At the end of this year’s International Supercomputing Conference (ISC), I sat enjoying a drink with a group of high-performance computing (HPC) veterans outside the church in Leipzig where the fall of communism began, and we inevitably asked the question, “What happened this year?” The consensus of the group was simple: nothing.
That’s not to say that there weren’t deeply interesting ISC sessions and technical papers, or that China’s Tianhe-2 supercomputer moving to the top of the Top500 list earlier than expected wasn’t important. Rather, it seems that the community feels an urgent need for a revolutionary or disruptive announcement, which simply didn’t come. Perhaps we’ve grown too comfortable with today’s roadmap to exascale computing. We have a lot of engineering and technical challenges to overcome if we’re going to get from petascale to exascale—especially if we’re going to do so meaningfully, where “scale” is defined as something more than “LINPACK.” I think we all believe the exa-LINPACK will arrive well before 2020.
It’s possible that the seeds of the revolution have already been planted—it may just be a very quiet revolution. Tianhe-2’s ascendency to the top of the Top500 didn’t correspond with first place on the Graph500. Coming in sixth is still an impressive national accomplishment for China, but IBM’s BlueGene/Q and the K computer still dominate the top five slots. With all the talk about big data, perhaps this is an example of how the problems of traditional HPC and large-scale analytics are simply different; we have to look for a revolutionary approach to finding a unified architecture that will address the problems of both classes of applications.
At ISC, Dave Dunning from Intel and Muhammad Soofi from Aramco gave interestingly complementary talks in radically different sessions. Dunning made the point that compute technology could get us to exascale, but we need to worry about the memory. Soofi argued that many of his applications are memory bandwidth-bound and even in a cost-constrained environment, they’d shut down cores to accommodate memory system requirements. From the perspective of Dunning, a computer architect, it sounded very much like the “memory wall” argument of the late 1990s. But as a user, it seems that Soofi identified it more accurately: “It’s a processor wall.”
Ultimately, I think focusing on the components rather than the system is probably the wrong way to look at it. We have a systems problem, and the energy trade-offs are systems-level problems. Joules spent on data movement cannot be spent again on the compute. From a components perspective, Micron has Hybrid Memory Cube (HMC) products on its roadmap that meet the requirements of exascale computing. When we looked at the standard commodity roadmap and the nearly impossible power goals in 2008, we never dreamed that any commercial memory company would be able to bring an exascale-capable part to market. We thought the technology would be the revolution.
Instead, I think the revolution will be the change of the HPC application base and the reluctant acceptance that supercomputers will move from the MPI-Beowulf model of the last century into something driven by a revolution in architecture.

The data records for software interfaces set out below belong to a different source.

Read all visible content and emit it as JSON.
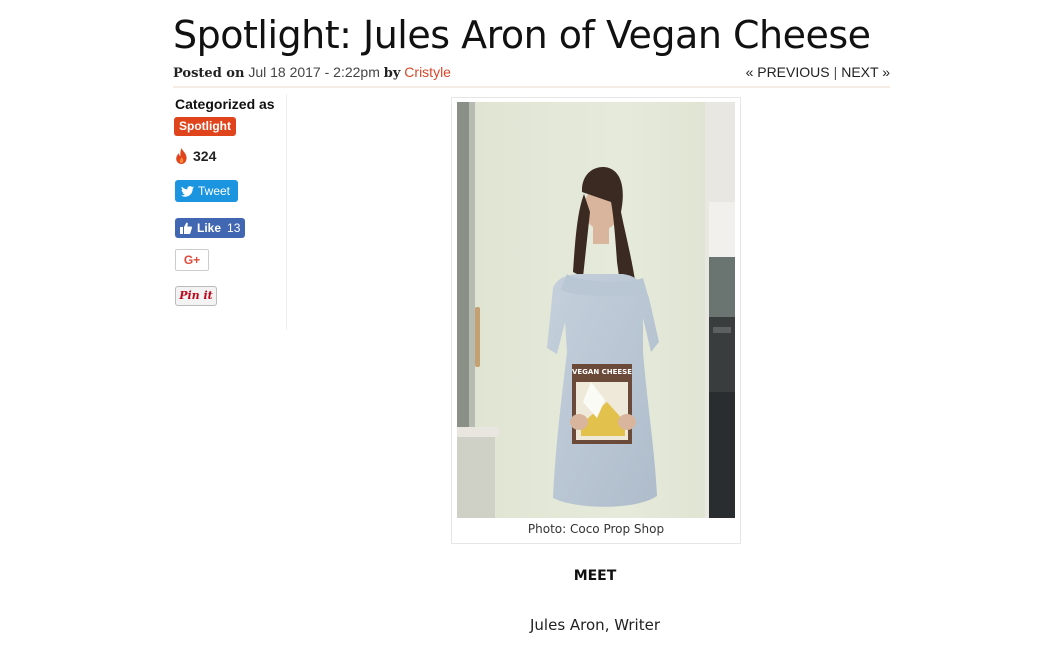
{
  "post": {
    "title": "Spotlight: Jules Aron of Vegan Cheese",
    "posted_label": "Posted on",
    "date": "Jul 18 2017 - 2:22pm",
    "by_label": "by",
    "author": "Cristyle"
  },
  "nav": {
    "previous": "« PREVIOUS",
    "separator": "|",
    "next": "NEXT »"
  },
  "sidebar": {
    "categorized_label": "Categorized as",
    "category": "Spotlight",
    "hot_count": "324",
    "tweet_label": "Tweet",
    "like_label": "Like",
    "like_count": "13",
    "gplus_label": "G+",
    "pinit_label": "Pin it",
    "icons": [
      "flame-icon",
      "twitter-bird-icon",
      "thumbs-up-icon"
    ]
  },
  "figure": {
    "caption": "Photo: Coco Prop Shop",
    "book_title_top": "VEGAN CHEESE"
  },
  "body": {
    "meet_heading": "MEET",
    "meet_name": "Jules Aron, Writer"
  },
  "colors": {
    "accent": "#e0441c",
    "author_link": "#d9482b",
    "twitter": "#1b95e0",
    "facebook": "#4267b2"
  }
}
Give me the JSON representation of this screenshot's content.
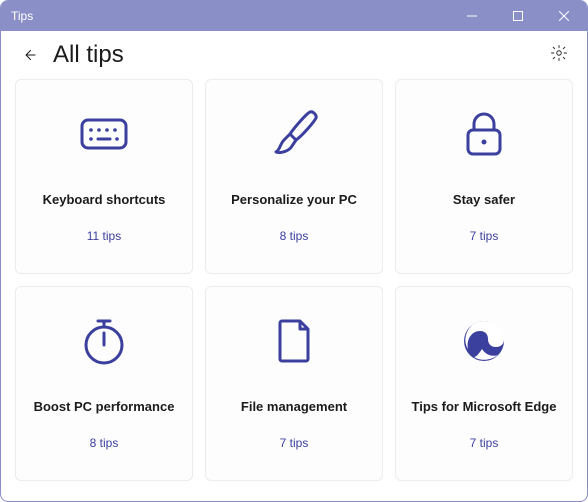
{
  "window": {
    "title": "Tips"
  },
  "header": {
    "title": "All tips"
  },
  "cards": [
    {
      "title": "Keyboard shortcuts",
      "count": "11 tips",
      "icon": "keyboard-icon"
    },
    {
      "title": "Personalize your PC",
      "count": "8 tips",
      "icon": "brush-icon"
    },
    {
      "title": "Stay safer",
      "count": "7 tips",
      "icon": "lock-icon"
    },
    {
      "title": "Boost PC performance",
      "count": "8 tips",
      "icon": "stopwatch-icon"
    },
    {
      "title": "File management",
      "count": "7 tips",
      "icon": "file-icon"
    },
    {
      "title": "Tips for Microsoft Edge",
      "count": "7 tips",
      "icon": "edge-icon"
    }
  ]
}
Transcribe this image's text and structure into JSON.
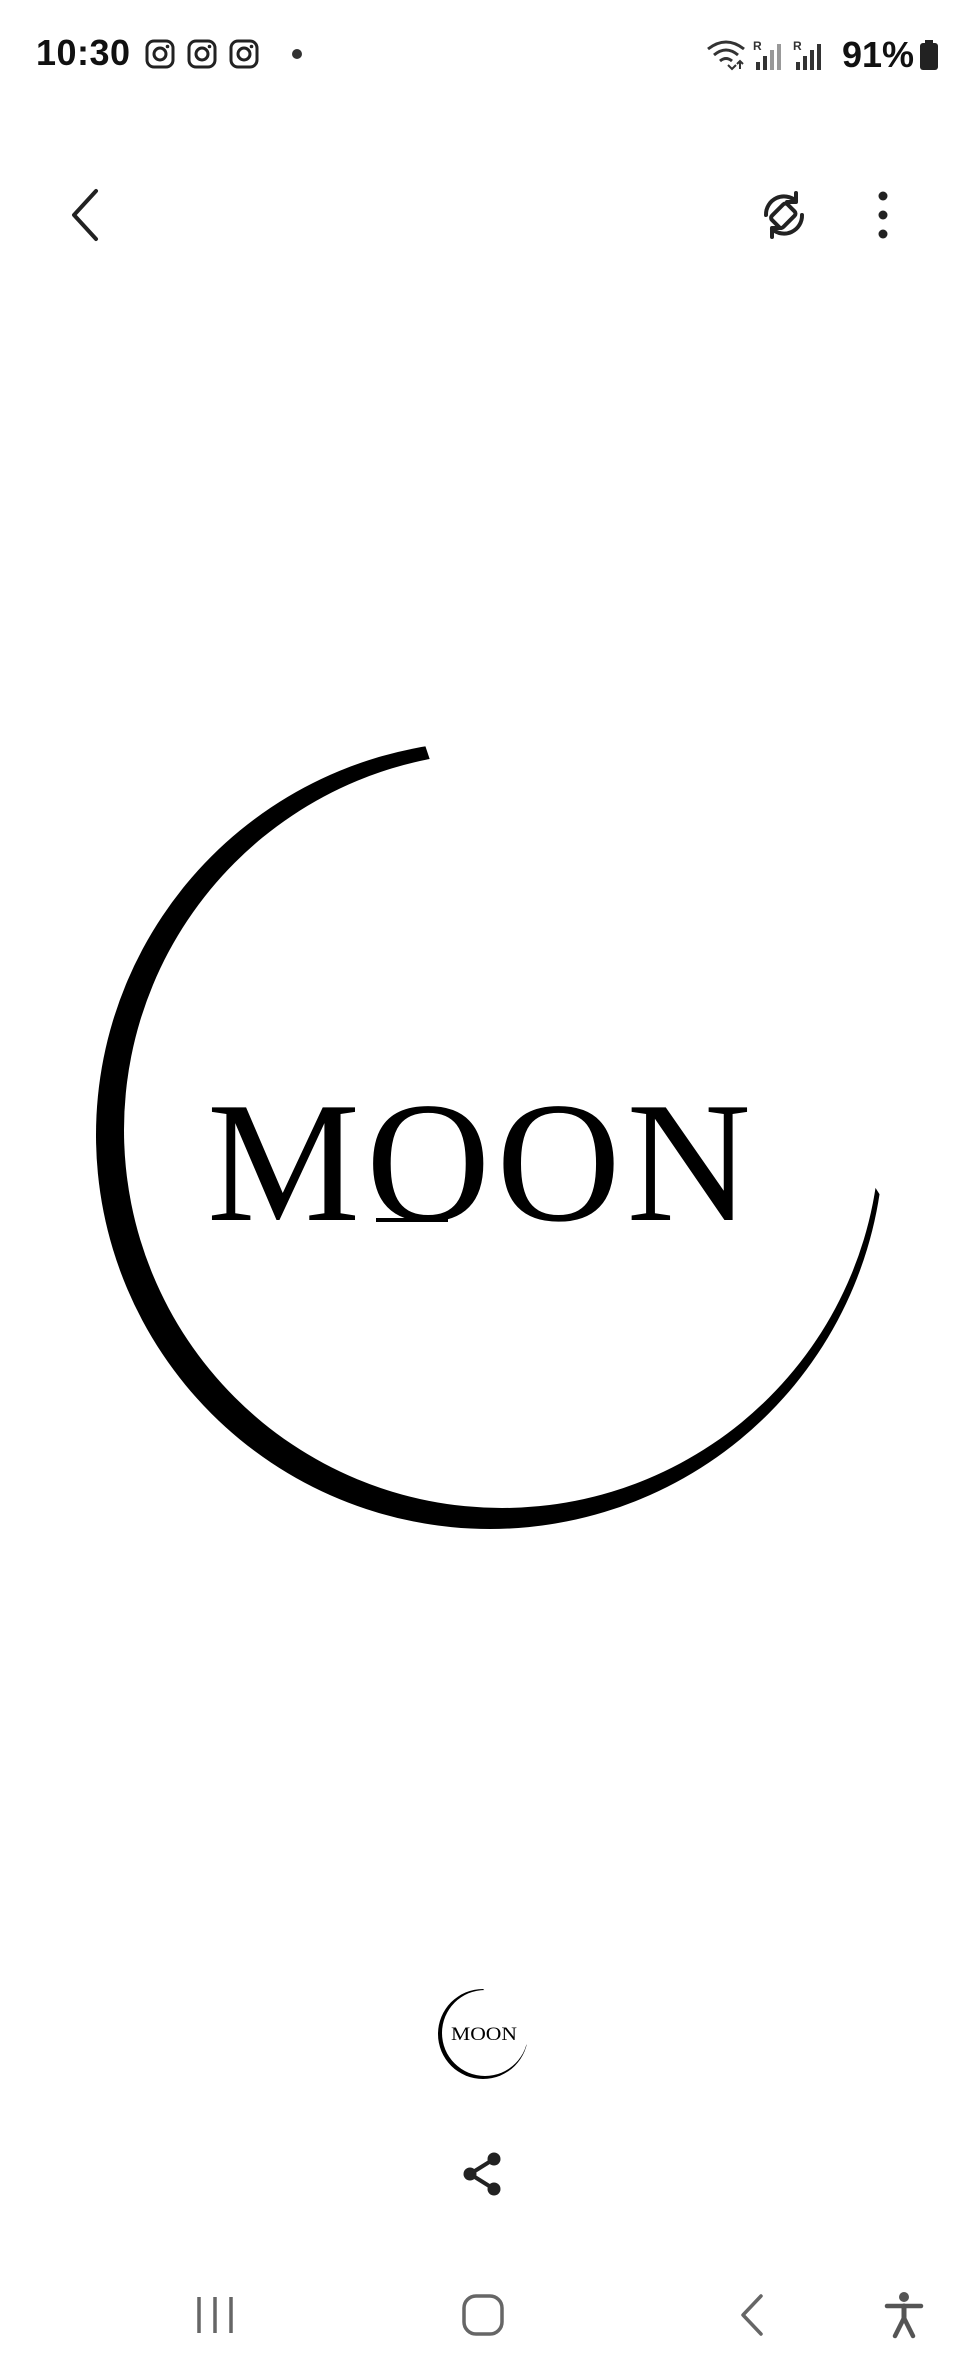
{
  "status_bar": {
    "time": "10:30",
    "notification_icons": [
      "instagram-icon",
      "instagram-icon",
      "instagram-icon",
      "dot-icon"
    ],
    "status_icons": [
      "wifi-icon",
      "signal-icon",
      "signal-icon"
    ],
    "signal_labels": [
      "R",
      "R"
    ],
    "battery_percent": "91%"
  },
  "top_bar": {
    "back_icon": "chevron-left-icon",
    "rotate_icon": "screen-rotate-icon",
    "more_icon": "more-vertical-icon"
  },
  "image": {
    "logo_text": "MOON",
    "thumbnail_text": "MOON",
    "ink_color": "#000000",
    "background_color": "#ffffff"
  },
  "actions": {
    "share_icon": "share-icon"
  },
  "nav_bar": {
    "items": [
      "recents-icon",
      "home-icon",
      "back-icon",
      "accessibility-icon"
    ]
  }
}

That revolution is not about building a faster floating-point unit, which dominated the field since Seymour Cray dominated the creation of new machines. The revolution is about building systems that are more capable of coping with data sets that are large, complex, and irregular. It’ll be driven by applications instead of technology, and I’m guessing that’s the reason for the palpable lack of enthusiasm at the end of the conference. The applications are in the early phases of being defined, and we’ll need time for the technology requirements of those applications to emerge before the revolution can really be visible.